Goal of the exercise: Which lines in the records below contain the word "title"? Copy each one out.

Dataset rows for apps and sites:
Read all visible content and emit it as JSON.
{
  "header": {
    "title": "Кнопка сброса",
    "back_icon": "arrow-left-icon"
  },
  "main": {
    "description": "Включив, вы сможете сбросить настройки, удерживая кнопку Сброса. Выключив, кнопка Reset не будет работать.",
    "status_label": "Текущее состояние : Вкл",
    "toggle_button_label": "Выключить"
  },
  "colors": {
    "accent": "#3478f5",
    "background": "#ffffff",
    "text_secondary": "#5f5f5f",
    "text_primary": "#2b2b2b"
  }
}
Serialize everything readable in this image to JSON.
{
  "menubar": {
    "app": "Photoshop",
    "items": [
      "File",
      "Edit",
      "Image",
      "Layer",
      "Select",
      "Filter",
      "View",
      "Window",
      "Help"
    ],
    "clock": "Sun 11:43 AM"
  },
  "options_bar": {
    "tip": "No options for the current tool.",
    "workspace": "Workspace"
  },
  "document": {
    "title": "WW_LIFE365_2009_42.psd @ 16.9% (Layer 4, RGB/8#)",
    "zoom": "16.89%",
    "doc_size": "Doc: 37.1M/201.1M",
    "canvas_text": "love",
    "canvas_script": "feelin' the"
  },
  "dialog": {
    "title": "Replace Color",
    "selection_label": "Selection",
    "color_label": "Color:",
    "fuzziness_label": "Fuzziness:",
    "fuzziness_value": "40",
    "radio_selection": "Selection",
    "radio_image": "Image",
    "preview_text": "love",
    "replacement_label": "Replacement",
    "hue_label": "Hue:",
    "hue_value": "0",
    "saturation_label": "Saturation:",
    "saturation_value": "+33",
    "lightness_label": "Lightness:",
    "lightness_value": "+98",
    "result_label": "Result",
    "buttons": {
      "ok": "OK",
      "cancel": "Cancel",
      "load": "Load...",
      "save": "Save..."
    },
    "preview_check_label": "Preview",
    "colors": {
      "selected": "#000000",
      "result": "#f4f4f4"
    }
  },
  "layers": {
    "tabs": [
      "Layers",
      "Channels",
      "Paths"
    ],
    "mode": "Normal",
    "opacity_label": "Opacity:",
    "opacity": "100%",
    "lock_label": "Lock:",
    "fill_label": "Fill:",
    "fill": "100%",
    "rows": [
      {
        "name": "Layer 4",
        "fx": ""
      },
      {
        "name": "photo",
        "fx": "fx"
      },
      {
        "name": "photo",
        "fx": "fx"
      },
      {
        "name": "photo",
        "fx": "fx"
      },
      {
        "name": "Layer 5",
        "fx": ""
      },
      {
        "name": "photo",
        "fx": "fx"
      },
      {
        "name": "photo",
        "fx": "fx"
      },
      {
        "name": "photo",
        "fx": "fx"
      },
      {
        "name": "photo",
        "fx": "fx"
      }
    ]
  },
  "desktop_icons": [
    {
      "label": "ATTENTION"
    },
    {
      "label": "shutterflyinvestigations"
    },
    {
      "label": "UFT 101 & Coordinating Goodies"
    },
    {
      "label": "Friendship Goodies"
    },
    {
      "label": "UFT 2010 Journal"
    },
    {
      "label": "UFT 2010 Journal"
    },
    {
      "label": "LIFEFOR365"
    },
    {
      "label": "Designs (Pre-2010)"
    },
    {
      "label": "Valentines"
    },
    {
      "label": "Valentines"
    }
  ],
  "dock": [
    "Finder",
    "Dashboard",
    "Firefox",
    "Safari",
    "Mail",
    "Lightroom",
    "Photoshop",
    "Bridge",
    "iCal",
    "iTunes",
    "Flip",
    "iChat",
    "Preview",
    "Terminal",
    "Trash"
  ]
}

Answer for the task:
    "title": "Кнопка сброса",
    "title": "WW_LIFE365_2009_42.psd @ 16.9% (Layer 4, RGB/8#)",
    "title": "Replace Color",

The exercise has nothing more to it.